Small fall a chink of light for interest rates
Company results in the UK and Ireland are generally released at 7am on weekday mornings; economic indicators at 9.30am.
Yesterday, for two and half hours we were digesting more banking woes and expecting the worst from UK inflation figures.
But for once, we were in for a surprise, and a positive one at that.
While 0.4% may not sound like much, the drop in the headline inflation figure to 4% has been welcomed with open arms by interest rate bears.
It's still well above the Bank of England's target inflation rate of 2% but less than the unchanged 4.4% many had been expecting and in this game, expectation is everything.

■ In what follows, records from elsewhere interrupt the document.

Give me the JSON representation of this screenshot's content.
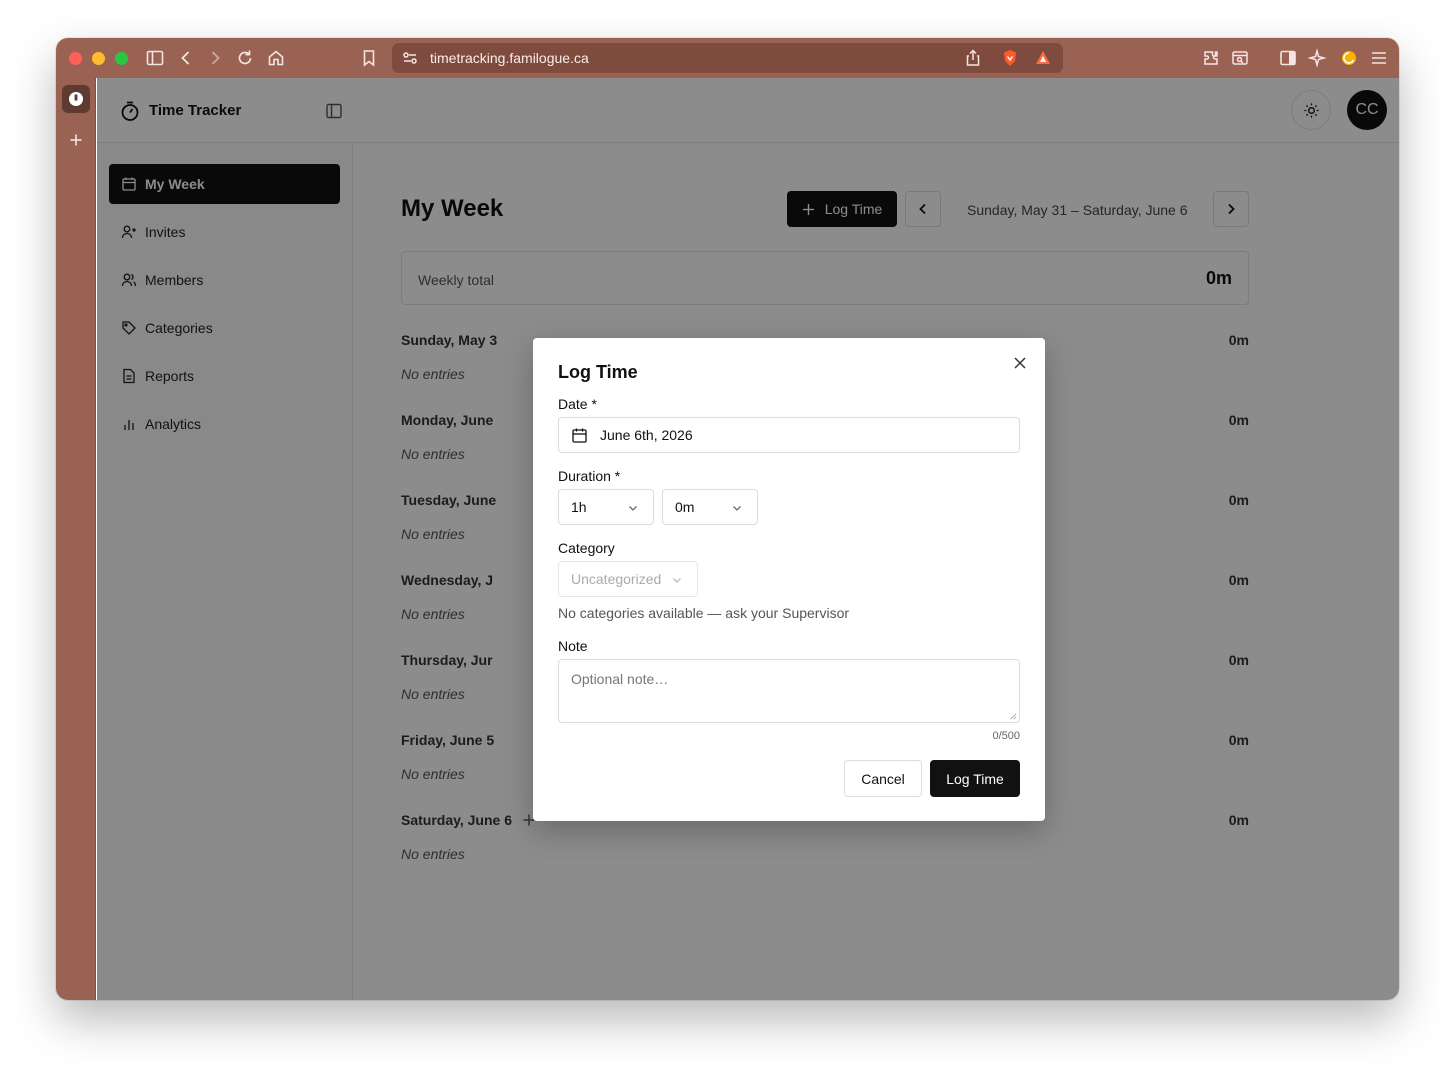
{
  "browser": {
    "url": "timetracking.familogue.ca"
  },
  "app": {
    "title": "Time Tracker",
    "avatar_initials": "CC"
  },
  "sidebar": {
    "items": [
      {
        "label": "My Week",
        "icon": "calendar-icon",
        "active": true
      },
      {
        "label": "Invites",
        "icon": "user-plus-icon",
        "active": false
      },
      {
        "label": "Members",
        "icon": "users-icon",
        "active": false
      },
      {
        "label": "Categories",
        "icon": "tag-icon",
        "active": false
      },
      {
        "label": "Reports",
        "icon": "file-text-icon",
        "active": false
      },
      {
        "label": "Analytics",
        "icon": "bar-chart-icon",
        "active": false
      }
    ]
  },
  "main": {
    "title": "My Week",
    "log_time_label": "Log Time",
    "date_range": "Sunday, May 31 – Saturday, June 6",
    "weekly_total_label": "Weekly total",
    "weekly_total_value": "0m",
    "days": [
      {
        "name": "Sunday, May 3",
        "total": "0m",
        "empty": "No entries"
      },
      {
        "name": "Monday, June",
        "total": "0m",
        "empty": "No entries"
      },
      {
        "name": "Tuesday, June",
        "total": "0m",
        "empty": "No entries"
      },
      {
        "name": "Wednesday, J",
        "total": "0m",
        "empty": "No entries"
      },
      {
        "name": "Thursday, Jur",
        "total": "0m",
        "empty": "No entries"
      },
      {
        "name": "Friday, June 5",
        "total": "0m",
        "empty": "No entries"
      },
      {
        "name": "Saturday, June 6",
        "total": "0m",
        "empty": "No entries"
      }
    ]
  },
  "modal": {
    "title": "Log Time",
    "date_label": "Date *",
    "date_value": "June 6th, 2026",
    "duration_label": "Duration *",
    "hours_value": "1h",
    "minutes_value": "0m",
    "category_label": "Category",
    "category_value": "Uncategorized",
    "category_hint": "No categories available — ask your Supervisor",
    "note_label": "Note",
    "note_placeholder": "Optional note…",
    "note_counter": "0/500",
    "cancel_label": "Cancel",
    "submit_label": "Log Time"
  },
  "colors": {
    "chrome": "#9a6252",
    "primary": "#111111"
  }
}
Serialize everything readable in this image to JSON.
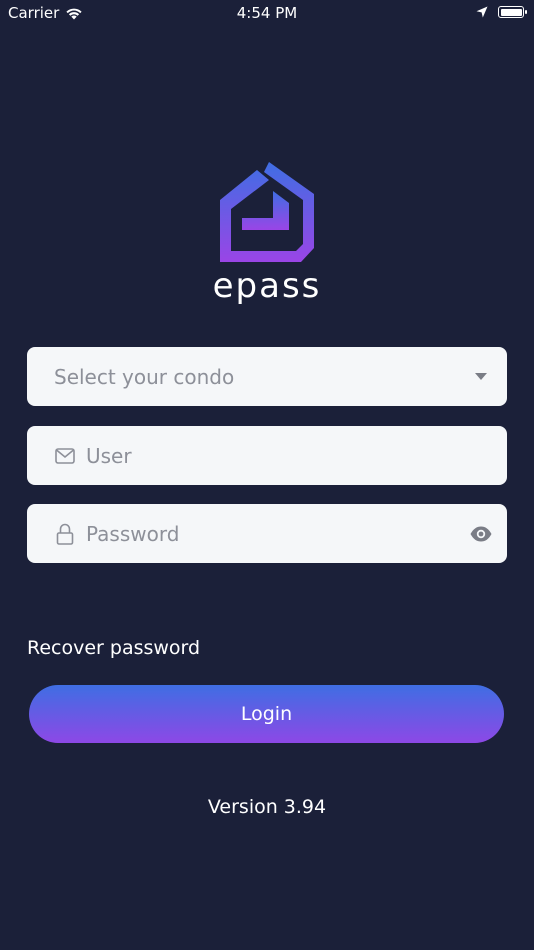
{
  "status_bar": {
    "carrier": "Carrier",
    "time": "4:54 PM",
    "icons": [
      "wifi-icon",
      "location-icon",
      "battery-icon"
    ]
  },
  "brand": {
    "name": "epass",
    "logo_icon": "house-logo-icon",
    "logo_colors": [
      "#3f6ee3",
      "#9a45e6"
    ]
  },
  "form": {
    "condo_select": {
      "placeholder": "Select your condo",
      "icon": "chevron-down-icon"
    },
    "user_field": {
      "placeholder": "User",
      "icon": "envelope-icon"
    },
    "password_field": {
      "placeholder": "Password",
      "icon": "lock-icon",
      "toggle_icon": "eye-icon"
    }
  },
  "actions": {
    "recover_label": "Recover password",
    "login_label": "Login"
  },
  "footer": {
    "version": "Version 3.94"
  },
  "colors": {
    "background": "#1b2039",
    "field_background": "#f5f7f9",
    "placeholder": "#8d9099",
    "button_gradient_top": "#3f6ee3",
    "button_gradient_bottom": "#8d48e6"
  }
}
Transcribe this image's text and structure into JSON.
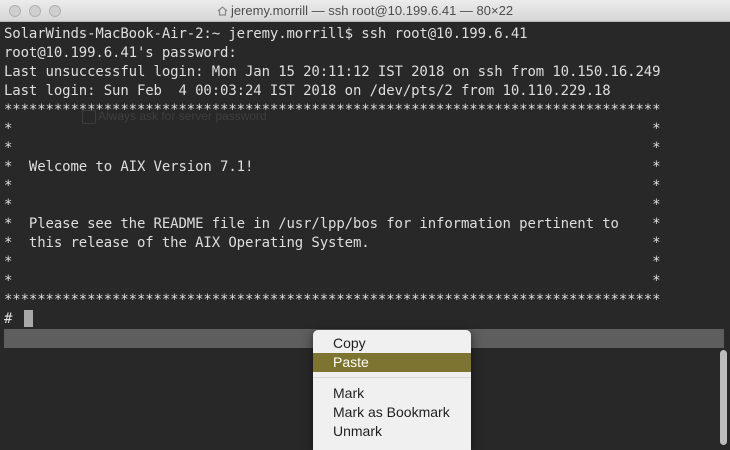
{
  "window": {
    "title": "jeremy.morrill — ssh root@10.199.6.41 — 80×22"
  },
  "terminal": {
    "lines": [
      "SolarWinds-MacBook-Air-2:~ jeremy.morrill$ ssh root@10.199.6.41",
      "root@10.199.6.41's password:",
      "Last unsuccessful login: Mon Jan 15 20:11:12 IST 2018 on ssh from 10.150.16.249",
      "Last login: Sun Feb  4 00:03:24 IST 2018 on /dev/pts/2 from 10.110.229.18",
      "*******************************************************************************",
      "*                                                                             *",
      "*                                                                             *",
      "*  Welcome to AIX Version 7.1!                                                *",
      "*                                                                             *",
      "*                                                                             *",
      "*  Please see the README file in /usr/lpp/bos for information pertinent to    *",
      "*  this release of the AIX Operating System.                                  *",
      "*                                                                             *",
      "*                                                                             *",
      "*******************************************************************************",
      "# "
    ],
    "ghost_text": {
      "checkbox_label": "Always ask for server password"
    }
  },
  "context_menu": {
    "items": [
      "Copy",
      "Paste",
      "Mark",
      "Mark as Bookmark",
      "Unmark"
    ],
    "highlighted": "Paste"
  },
  "colors": {
    "terminal_bg": "#282828",
    "terminal_fg": "#dedede",
    "menu_highlight": "#7d7431"
  }
}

At 9.29am it was a given that Mervyn King would be announcing a interest rate hike next month but at 9.31am the economist community weren't so sure.
They reckon the pressure's been taken off the Monetary Policy Committee and a rate hike now isn't likely until the summer.
If that proves to be the case, and let's hope it does, then that 0.4% suddenly becomes very important.
Of course anecdotal evidence, based on how much it costs me to fill up the old jalopy with fuel and buy a basket of highly nutritious food, suggests prices are still rising for the everyday person on the street.
For the wider economy, particularly the sensitive Northern Ireland economy, a hike in interest rates at a time when we're already struggling would be a difficult pill to swallow, so let's hope the economists are now right.